Lisa also wanted to bring the feeling of being outdoors inside. The original saltbox’s sloped roof and small windows didn’t let much light in. The solution was to add on what the family calls the “Snow Globe.” They knocked down an exterior wall and extended the living room out to a sunroom where floor-to-ceiling glass windows let light pour in. “I love sitting in that room, surrounded by trees and falling snow,” says Lisa. Just off the “Snow Globe” is a wide covered porch with an industrial heater —the perfect place for social-distanced gatherings. And when the weather is warm, the large double-doors are left open. “It really makes me feel like we are out in nature,” Lisa says.
A nature lover and vegetarian for 28 years, Lisa chose the color palette based on what she might find in the landscape. “I picked up rocks and the earth tones you see in a piece of Vermont granite are the colors we used.”
A black marble facade was set around the fireplace. Greys, browns and blacks were chosen for the furnishings with antler lighting fixtures in the “snow globe.”
“One of my favorite pieces in the house is that light from Ngala Trading,” Lisa says, pointing to a ceiling fixture draped in dangling strips of leather. “It’s made by women in Africa who use every part of the animal and cut each leather strip by hand,” she notes. “I love that this house is supporting their work.”
Lisa also found black and white prints of horses and bison from Colorado artist Leslie Le Coq to grace the walls. Those and a proliferation of faux fur and sheepskin rugs give the home a Western mountain-house feel — no coincidence since the family likes to head to Colorado for ski trips. Over the fireplace hangs an image by noted Town & Country photographer Slim Aarons of a ski scene in Verbier.
As she was learning her trade, Lisa trained with noted designer Bunny Williams, the doyenne of ‘livable luxury’ and the influence shows. Lisa curated the furnishings and decor, relying on to-the-trade wallpapers, custom and high-end furniture and then adding in affordable piece, such as captains’ beds from Ikea and bare-wood bed frames in the adjacent guest room which she painted matte black.
Textured fabrics, pillows and throws play a role throughout. “I have a thing for throws,” she says with a laugh— and indeed, there’s hardly a chair that’s missing one. Spreads so soft you want to sink your fingers into them cover the beds in the master bedroom, which sits off the living room, through a door to the left of the fireplace.

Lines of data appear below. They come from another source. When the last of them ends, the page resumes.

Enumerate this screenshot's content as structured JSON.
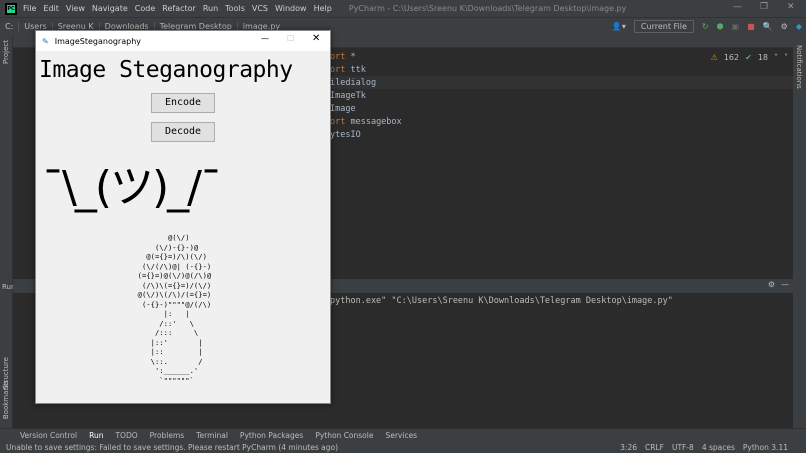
{
  "ide": {
    "menu": [
      "File",
      "Edit",
      "View",
      "Navigate",
      "Code",
      "Refactor",
      "Run",
      "Tools",
      "VCS",
      "Window",
      "Help"
    ],
    "title": "PyCharm - C:\\Users\\Sreenu K\\Downloads\\Telegram Desktop\\image.py",
    "breadcrumbs": [
      "C:",
      "Users",
      "Sreenu K",
      "Downloads",
      "Telegram Desktop",
      "image.py"
    ],
    "run_config": "Current File",
    "warnings": "162",
    "ok_count": "18",
    "code_lines": [
      {
        "kw": "ort",
        "rest": " *"
      },
      {
        "kw": "ort",
        "rest": " ttk"
      },
      {
        "kw": "",
        "rest": "iledialog"
      },
      {
        "kw": "",
        "rest": "ImageTk"
      },
      {
        "kw": "",
        "rest": "Image"
      },
      {
        "kw": "ort",
        "rest": " messagebox"
      },
      {
        "kw": "",
        "rest": "ytesIO"
      }
    ],
    "side_labels": {
      "project": "Project",
      "run": "Run:",
      "structure": "Structure",
      "bookmarks": "Bookmarks",
      "notifications": "Notifications"
    },
    "run_output": "python.exe\" \"C:\\Users\\Sreenu K\\Downloads\\Telegram Desktop\\image.py\"",
    "bottom_tabs": [
      "Version Control",
      "Run",
      "TODO",
      "Problems",
      "Terminal",
      "Python Packages",
      "Python Console",
      "Services"
    ],
    "status_message": "Unable to save settings: Failed to save settings. Please restart PyCharm (4 minutes ago)",
    "status_right": [
      "3:26",
      "CRLF",
      "UTF-8",
      "4 spaces",
      "Python 3.11"
    ]
  },
  "tk": {
    "title": "ImageSteganography",
    "heading": "Image Steganography",
    "encode": "Encode",
    "decode": "Decode",
    "shrug": "¯\\_(ツ)_/¯",
    "art": "         @(\\/)\n      (\\/)-{}-)@\n    @(={}=)/\\)(\\/)\n   (\\/(/\\)@| (-{}-)\n  (={}=)@(\\/)@(/\\)@\n   (/\\)\\(={}=)/(\\/)\n  @(\\/)\\(/\\)/(={}=)\n   (-{}-)\"\"\"\"@/(/\\)\n        |:   |\n       /::'   \\\n      /:::     \\\n     |::'       |\n     |::        |\n     \\::.       /\n      ':______.'\n       `\"\"\"\"\"\"`"
  }
}
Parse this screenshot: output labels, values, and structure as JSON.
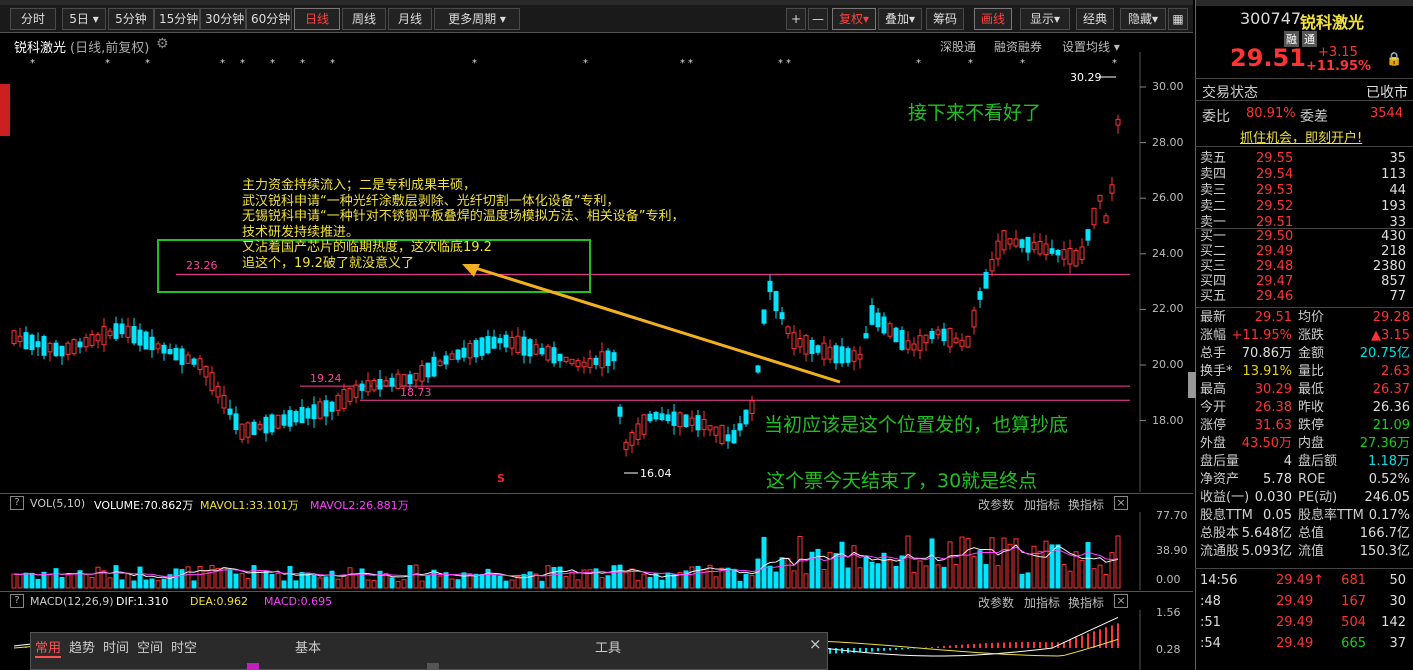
{
  "toolbar": {
    "top": [
      "分时",
      "5日",
      "5分钟",
      "15分钟",
      "30分钟",
      "60分钟",
      "日线",
      "周线",
      "月线",
      "更多周期"
    ],
    "active": "日线",
    "right": [
      "+",
      "—",
      "复权",
      "叠加",
      "筹码",
      "画线",
      "显示",
      "经典",
      "隐藏"
    ]
  },
  "chart": {
    "stock_title": "锐科激光",
    "sub": "(日线,前复权)",
    "links": [
      "深股通",
      "融资融券",
      "设置均线"
    ],
    "y_ticks": [
      "30.00",
      "28.00",
      "26.00",
      "24.00",
      "22.00",
      "20.00",
      "18.00"
    ],
    "high_label": "30.29",
    "low_label": "16.04",
    "line_labels": [
      "23.26",
      "19.24",
      "18.73"
    ],
    "s_marker": "S",
    "annotation": [
      "主力资金持续流入；二是专利成果丰硕，",
      "武汉锐科申请“一种光纤涂敷层剥除、光纤切割一体化设备”专利，",
      "无锡锐科申请“一种针对不锈钢平板叠焊的温度场模拟方法、相关设备”专利，",
      "技术研发持续推进。",
      "又沾着国产芯片的临期热度，这次临底19.2",
      "追这个，19.2破了就没意义了"
    ],
    "green_notes": [
      "接下来不看好了",
      "当初应该是这个位置发的，也算抄底",
      "这个票今天结束了，30就是终点"
    ]
  },
  "volume": {
    "legend": "VOL(5,10)",
    "vol": "VOLUME:70.862万",
    "m1": "MAVOL1:33.101万",
    "m2": "MAVOL2:26.881万",
    "y_ticks": [
      "77.70",
      "38.90",
      "0.00"
    ],
    "tools": [
      "改参数",
      "加指标",
      "换指标"
    ]
  },
  "macd": {
    "legend": "MACD(12,26,9)",
    "dif": "DIF:1.310",
    "dea": "DEA:0.962",
    "macd": "MACD:0.695",
    "y_ticks": [
      "1.56",
      "0.28"
    ],
    "tools": [
      "改参数",
      "加指标",
      "换指标"
    ]
  },
  "bottom_panel": {
    "tabs": [
      "常用",
      "趋势",
      "时间",
      "空间",
      "时空"
    ],
    "sections": [
      "基本",
      "工具"
    ],
    "close": "×"
  },
  "quote": {
    "code": "300747",
    "name": "锐科激光",
    "tags": [
      "融",
      "通"
    ],
    "price": "29.51",
    "chg": "+3.15",
    "pct": "+11.95%",
    "state_label": "交易状态",
    "state": "已收市",
    "weibi_l": "委比",
    "weibi": "80.91%",
    "weicha_l": "委差",
    "weicha": "3544",
    "promo": "抓住机会，即刻开户!",
    "asks": [
      [
        "卖五",
        "29.55",
        "35"
      ],
      [
        "卖四",
        "29.54",
        "113"
      ],
      [
        "卖三",
        "29.53",
        "44"
      ],
      [
        "卖二",
        "29.52",
        "193"
      ],
      [
        "卖一",
        "29.51",
        "33"
      ]
    ],
    "bids": [
      [
        "买一",
        "29.50",
        "430"
      ],
      [
        "买二",
        "29.49",
        "218"
      ],
      [
        "买三",
        "29.48",
        "2380"
      ],
      [
        "买四",
        "29.47",
        "857"
      ],
      [
        "买五",
        "29.46",
        "77"
      ]
    ],
    "stats": [
      [
        "最新",
        "29.51",
        "r",
        "均价",
        "29.28",
        "r"
      ],
      [
        "涨幅",
        "+11.95%",
        "r",
        "涨跌",
        "▲3.15",
        "r"
      ],
      [
        "总手",
        "70.86万",
        "w",
        "金额",
        "20.75亿",
        "c"
      ],
      [
        "换手*",
        "13.91%",
        "y",
        "量比",
        "2.63",
        "r"
      ],
      [
        "最高",
        "30.29",
        "r",
        "最低",
        "26.37",
        "r"
      ],
      [
        "今开",
        "26.38",
        "r",
        "昨收",
        "26.36",
        "w"
      ],
      [
        "涨停",
        "31.63",
        "r",
        "跌停",
        "21.09",
        "g"
      ],
      [
        "外盘",
        "43.50万",
        "r",
        "内盘",
        "27.36万",
        "g"
      ],
      [
        "盘后量",
        "4",
        "w",
        "盘后额",
        "1.18万",
        "c"
      ],
      [
        "净资产",
        "5.78",
        "w",
        "ROE",
        "0.52%",
        "w"
      ],
      [
        "收益(一)",
        "0.030",
        "w",
        "PE(动)",
        "246.05",
        "w"
      ],
      [
        "股息TTM",
        "0.05",
        "w",
        "股息率TTM",
        "0.17%",
        "w"
      ],
      [
        "总股本",
        "5.648亿",
        "w",
        "总值",
        "166.7亿",
        "w"
      ],
      [
        "流通股",
        "5.093亿",
        "w",
        "流值",
        "150.3亿",
        "w"
      ]
    ],
    "ticks": [
      [
        "14:56",
        "29.49↑",
        "681",
        "50"
      ],
      [
        ":48",
        "29.49",
        "167",
        "30"
      ],
      [
        ":51",
        "29.49",
        "504",
        "142"
      ],
      [
        ":54",
        "29.49",
        "665",
        "37"
      ]
    ]
  }
}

From the living room, narrow stairs lead to a hallway upstairs that connects two bedrooms. “I love that Ella and Daniel still want to share a room,” Lisa says she as she opens the door to the kids room, with a big SKI sign on one wall and each kid’s initial hanging above a bed.
A Jack-and-Jill bathroom opens into a second bedroom. “We put three single beds in this guest room so when the kids have sleep overs there’s a lot of flexibility,” says Lisa. In non-Covid times, cousins would arrive for the holidays. “One of my favorite memories was coming up the stairs and seeing Daniel and his cousin sprawled out in the hallway playing a board game on the floor—that’s the type of house I was aiming for,” she says.
With the additions, the Ehrlichs’ nearly doubled the home, now 3,500 sq. feet. But each space feels intimate. To the right of the fireplace, a staircase leads down to a large playroom (“something we are still working on,” Lisa says), a guest bedroom and a study/gym for Randy. The walkout basement also leads across a path to the “sports garage.”
There, on a late November day, Randy and Daniel are wheeling their dirt bikes out the door. Ella is upstairs studying at the kitchen table and Lisa is planning meals for the week.
“When we come up here now, we bring all our food, we quarantine and don’t go out except on the trails around the house.”
Lisa has already started to drape the doorways in garlands and get ready for the holidays. Even though it will be just them this year, it’s a comforting tradition that, like the house, seems to endure with only minor changes.